=== What you need to do ===
Filter these records by the string "tail", copying each line that holds it.

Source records
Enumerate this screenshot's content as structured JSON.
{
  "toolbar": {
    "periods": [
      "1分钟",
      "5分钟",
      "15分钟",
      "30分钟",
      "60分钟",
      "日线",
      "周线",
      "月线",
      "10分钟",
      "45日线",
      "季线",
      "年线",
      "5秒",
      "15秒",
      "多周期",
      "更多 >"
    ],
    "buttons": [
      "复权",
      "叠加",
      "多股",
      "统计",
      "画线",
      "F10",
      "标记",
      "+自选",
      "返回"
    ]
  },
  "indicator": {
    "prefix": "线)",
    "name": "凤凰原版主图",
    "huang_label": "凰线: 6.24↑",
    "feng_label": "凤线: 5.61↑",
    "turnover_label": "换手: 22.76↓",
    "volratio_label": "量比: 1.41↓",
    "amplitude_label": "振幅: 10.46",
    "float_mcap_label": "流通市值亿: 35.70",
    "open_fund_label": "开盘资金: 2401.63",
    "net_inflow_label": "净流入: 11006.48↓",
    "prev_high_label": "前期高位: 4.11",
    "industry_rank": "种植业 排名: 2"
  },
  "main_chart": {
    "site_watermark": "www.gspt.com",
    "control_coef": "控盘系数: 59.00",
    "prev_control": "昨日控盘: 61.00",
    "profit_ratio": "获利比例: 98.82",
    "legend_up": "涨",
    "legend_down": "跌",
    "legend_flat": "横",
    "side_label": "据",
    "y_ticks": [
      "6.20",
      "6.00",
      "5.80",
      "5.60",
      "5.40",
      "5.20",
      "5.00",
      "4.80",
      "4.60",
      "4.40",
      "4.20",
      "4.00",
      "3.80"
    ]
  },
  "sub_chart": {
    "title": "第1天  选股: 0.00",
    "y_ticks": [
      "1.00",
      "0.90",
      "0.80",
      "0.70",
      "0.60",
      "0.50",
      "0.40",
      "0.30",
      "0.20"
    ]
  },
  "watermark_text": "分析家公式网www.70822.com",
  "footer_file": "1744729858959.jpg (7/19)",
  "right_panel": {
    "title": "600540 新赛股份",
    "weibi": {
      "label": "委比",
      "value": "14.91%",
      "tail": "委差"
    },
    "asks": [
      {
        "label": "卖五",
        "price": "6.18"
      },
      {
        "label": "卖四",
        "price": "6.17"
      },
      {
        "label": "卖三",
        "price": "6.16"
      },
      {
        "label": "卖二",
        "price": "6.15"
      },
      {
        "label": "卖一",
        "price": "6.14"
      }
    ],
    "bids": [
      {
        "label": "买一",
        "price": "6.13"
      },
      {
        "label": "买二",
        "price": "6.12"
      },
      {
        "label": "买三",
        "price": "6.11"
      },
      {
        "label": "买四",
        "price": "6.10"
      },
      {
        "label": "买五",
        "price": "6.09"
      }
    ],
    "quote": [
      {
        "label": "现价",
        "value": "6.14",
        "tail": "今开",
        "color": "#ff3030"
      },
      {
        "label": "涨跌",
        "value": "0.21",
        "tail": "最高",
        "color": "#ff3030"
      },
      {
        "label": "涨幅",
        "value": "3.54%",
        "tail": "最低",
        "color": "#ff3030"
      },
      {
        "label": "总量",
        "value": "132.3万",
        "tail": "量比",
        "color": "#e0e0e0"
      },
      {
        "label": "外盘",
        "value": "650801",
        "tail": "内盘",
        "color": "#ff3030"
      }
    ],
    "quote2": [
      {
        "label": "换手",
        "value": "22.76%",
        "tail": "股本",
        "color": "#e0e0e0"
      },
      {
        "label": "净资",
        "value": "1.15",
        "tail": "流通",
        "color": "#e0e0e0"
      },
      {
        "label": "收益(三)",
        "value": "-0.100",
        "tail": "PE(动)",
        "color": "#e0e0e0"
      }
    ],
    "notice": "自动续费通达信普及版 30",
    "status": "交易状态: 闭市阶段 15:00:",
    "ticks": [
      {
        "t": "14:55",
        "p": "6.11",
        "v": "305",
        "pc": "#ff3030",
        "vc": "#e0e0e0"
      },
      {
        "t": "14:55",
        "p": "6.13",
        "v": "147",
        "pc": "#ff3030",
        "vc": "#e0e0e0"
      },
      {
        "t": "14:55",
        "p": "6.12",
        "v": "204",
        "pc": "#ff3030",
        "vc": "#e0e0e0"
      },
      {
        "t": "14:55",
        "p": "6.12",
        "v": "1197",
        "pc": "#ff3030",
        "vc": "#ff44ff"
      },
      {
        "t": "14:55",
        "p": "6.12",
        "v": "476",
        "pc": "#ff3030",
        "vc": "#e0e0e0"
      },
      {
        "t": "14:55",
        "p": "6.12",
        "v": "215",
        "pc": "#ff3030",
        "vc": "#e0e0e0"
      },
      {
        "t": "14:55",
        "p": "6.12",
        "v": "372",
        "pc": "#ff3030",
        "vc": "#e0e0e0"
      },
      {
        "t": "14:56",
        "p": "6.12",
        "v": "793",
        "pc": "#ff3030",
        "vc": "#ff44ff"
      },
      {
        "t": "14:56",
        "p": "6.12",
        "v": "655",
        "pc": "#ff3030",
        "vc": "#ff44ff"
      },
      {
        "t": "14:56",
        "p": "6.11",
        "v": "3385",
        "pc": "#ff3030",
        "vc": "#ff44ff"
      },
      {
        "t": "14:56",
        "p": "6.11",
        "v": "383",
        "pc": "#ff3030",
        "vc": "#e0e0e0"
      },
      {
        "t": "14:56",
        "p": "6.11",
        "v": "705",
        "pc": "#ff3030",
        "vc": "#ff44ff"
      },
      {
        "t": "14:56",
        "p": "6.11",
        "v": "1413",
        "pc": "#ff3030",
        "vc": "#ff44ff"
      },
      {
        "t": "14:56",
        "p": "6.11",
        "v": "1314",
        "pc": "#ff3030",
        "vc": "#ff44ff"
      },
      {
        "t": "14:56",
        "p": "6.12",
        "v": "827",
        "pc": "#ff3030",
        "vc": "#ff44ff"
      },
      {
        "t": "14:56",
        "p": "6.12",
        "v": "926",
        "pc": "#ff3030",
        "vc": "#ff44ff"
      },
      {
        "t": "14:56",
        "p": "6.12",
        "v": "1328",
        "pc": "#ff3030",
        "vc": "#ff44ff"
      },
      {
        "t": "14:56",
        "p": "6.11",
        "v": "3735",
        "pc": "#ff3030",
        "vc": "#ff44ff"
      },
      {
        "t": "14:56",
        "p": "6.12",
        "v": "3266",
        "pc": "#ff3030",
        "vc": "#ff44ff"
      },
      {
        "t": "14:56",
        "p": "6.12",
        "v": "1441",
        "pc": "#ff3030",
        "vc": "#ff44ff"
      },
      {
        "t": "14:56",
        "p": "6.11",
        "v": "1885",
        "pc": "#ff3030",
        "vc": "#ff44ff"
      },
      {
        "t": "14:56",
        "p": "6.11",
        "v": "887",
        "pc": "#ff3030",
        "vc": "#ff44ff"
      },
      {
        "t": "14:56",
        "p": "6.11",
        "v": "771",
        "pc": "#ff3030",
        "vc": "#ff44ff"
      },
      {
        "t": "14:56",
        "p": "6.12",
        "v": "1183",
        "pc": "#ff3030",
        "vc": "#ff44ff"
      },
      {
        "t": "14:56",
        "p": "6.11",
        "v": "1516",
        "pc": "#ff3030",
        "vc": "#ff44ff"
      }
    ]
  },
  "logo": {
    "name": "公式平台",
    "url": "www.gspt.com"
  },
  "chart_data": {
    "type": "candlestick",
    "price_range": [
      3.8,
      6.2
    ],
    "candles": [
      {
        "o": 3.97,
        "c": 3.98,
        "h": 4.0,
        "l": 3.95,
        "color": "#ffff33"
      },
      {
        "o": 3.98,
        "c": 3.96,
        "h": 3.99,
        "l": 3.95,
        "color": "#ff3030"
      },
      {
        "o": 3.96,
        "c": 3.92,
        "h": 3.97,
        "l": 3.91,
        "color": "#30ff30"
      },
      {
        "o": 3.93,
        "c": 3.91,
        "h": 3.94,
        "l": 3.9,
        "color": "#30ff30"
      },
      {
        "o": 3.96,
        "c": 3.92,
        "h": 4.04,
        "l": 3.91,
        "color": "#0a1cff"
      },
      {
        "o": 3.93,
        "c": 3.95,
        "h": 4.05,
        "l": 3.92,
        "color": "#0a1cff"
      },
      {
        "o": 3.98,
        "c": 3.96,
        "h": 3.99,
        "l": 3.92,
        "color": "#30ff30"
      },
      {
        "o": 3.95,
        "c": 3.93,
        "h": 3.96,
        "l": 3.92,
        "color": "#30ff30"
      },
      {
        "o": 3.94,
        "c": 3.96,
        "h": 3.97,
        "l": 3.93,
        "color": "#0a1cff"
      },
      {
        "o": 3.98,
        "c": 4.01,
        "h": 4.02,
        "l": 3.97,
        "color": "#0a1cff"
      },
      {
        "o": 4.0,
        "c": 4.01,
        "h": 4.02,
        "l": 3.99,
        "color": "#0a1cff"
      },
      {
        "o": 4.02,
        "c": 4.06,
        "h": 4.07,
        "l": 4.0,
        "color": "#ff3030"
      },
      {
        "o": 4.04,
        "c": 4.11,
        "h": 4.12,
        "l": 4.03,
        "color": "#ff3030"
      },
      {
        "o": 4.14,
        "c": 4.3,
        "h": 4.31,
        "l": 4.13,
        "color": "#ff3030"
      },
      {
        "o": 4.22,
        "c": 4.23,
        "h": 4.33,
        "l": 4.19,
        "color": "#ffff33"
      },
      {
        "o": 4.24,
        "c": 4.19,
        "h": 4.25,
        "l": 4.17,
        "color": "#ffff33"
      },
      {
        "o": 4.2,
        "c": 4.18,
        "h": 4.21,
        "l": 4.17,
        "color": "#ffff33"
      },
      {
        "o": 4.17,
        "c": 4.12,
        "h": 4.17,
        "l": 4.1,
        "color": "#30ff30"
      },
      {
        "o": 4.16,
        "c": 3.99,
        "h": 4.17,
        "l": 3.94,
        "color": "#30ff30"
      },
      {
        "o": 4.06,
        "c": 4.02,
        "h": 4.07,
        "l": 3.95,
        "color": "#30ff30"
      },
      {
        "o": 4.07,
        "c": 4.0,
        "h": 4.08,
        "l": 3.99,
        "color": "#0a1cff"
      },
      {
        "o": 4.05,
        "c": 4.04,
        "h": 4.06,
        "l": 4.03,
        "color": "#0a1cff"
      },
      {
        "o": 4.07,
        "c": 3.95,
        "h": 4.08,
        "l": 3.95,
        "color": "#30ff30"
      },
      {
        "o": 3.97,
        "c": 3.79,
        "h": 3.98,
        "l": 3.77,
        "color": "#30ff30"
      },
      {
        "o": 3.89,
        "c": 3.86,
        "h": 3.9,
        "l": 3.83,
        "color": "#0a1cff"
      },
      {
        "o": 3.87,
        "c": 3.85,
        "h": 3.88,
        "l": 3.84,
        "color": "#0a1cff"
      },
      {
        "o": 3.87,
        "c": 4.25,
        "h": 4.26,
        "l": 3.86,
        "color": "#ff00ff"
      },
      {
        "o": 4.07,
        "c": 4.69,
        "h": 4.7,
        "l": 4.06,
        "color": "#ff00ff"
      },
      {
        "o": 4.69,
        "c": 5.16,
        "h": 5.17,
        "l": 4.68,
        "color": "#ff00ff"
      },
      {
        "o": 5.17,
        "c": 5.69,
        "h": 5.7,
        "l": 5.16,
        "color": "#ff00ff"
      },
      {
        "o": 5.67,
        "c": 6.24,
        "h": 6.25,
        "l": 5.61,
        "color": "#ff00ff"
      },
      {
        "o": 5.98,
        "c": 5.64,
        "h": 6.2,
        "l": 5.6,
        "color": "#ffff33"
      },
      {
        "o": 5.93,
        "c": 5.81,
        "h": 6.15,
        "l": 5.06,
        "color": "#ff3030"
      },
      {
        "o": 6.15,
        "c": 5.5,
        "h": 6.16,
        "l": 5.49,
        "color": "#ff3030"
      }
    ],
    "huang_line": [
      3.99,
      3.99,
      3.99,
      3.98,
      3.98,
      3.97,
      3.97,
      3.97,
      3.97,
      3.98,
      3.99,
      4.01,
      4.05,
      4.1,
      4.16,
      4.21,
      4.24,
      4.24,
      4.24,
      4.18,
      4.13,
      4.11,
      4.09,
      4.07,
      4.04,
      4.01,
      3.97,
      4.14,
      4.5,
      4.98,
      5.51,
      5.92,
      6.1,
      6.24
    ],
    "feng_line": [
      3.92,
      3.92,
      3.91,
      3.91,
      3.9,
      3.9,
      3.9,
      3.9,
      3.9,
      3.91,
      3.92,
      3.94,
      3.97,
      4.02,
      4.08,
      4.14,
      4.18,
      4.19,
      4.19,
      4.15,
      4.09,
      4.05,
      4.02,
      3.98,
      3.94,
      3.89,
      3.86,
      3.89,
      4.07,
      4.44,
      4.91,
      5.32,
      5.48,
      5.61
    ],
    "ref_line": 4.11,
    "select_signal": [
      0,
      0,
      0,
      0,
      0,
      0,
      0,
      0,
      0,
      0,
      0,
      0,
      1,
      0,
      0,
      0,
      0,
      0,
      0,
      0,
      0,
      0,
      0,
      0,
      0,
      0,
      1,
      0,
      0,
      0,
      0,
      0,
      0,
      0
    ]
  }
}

=== Reply to the task ===
      "tail": "委差"
        "tail": "今开",
        "tail": "最高",
        "tail": "最低",
        "tail": "量比",
        "tail": "内盘",
        "tail": "股本",
        "tail": "流通",
        "tail": "PE(动)",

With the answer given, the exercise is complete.